======== Available data ========
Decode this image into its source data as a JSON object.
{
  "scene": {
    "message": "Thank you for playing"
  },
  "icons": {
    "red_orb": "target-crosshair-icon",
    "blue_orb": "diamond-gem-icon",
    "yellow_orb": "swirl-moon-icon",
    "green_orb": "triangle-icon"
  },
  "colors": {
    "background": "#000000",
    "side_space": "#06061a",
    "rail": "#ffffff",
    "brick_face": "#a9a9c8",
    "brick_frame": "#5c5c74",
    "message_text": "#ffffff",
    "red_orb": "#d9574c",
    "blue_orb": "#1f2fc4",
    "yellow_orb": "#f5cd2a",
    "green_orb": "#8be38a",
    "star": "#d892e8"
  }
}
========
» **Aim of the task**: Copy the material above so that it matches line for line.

» **Worked solution**:
Decode this image into its source data as a JSON object.
{
  "scene": {
    "message": "Thank you for playing"
  },
  "icons": {
    "red_orb": "target-crosshair-icon",
    "blue_orb": "diamond-gem-icon",
    "yellow_orb": "swirl-moon-icon",
    "green_orb": "triangle-icon"
  },
  "colors": {
    "background": "#000000",
    "side_space": "#06061a",
    "rail": "#ffffff",
    "brick_face": "#a9a9c8",
    "brick_frame": "#5c5c74",
    "message_text": "#ffffff",
    "red_orb": "#d9574c",
    "blue_orb": "#1f2fc4",
    "yellow_orb": "#f5cd2a",
    "green_orb": "#8be38a",
    "star": "#d892e8"
  }
}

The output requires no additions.